----- TASK INPUTS -----

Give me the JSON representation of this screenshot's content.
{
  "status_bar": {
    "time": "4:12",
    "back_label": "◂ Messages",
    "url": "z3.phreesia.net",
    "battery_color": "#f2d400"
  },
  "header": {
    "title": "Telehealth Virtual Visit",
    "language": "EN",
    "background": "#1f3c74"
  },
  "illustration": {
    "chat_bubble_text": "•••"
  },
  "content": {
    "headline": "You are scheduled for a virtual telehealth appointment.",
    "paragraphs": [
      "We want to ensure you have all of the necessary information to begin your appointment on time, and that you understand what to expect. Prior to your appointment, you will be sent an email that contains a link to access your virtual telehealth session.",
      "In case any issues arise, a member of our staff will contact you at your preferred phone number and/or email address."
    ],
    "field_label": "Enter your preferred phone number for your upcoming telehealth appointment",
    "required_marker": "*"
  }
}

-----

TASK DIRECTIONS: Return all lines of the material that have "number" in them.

TASK SOLUTION:
      "In case any issues arise, a member of our staff will contact you at your preferred phone number and/or email address."
    "field_label": "Enter your preferred phone number for your upcoming telehealth appointment",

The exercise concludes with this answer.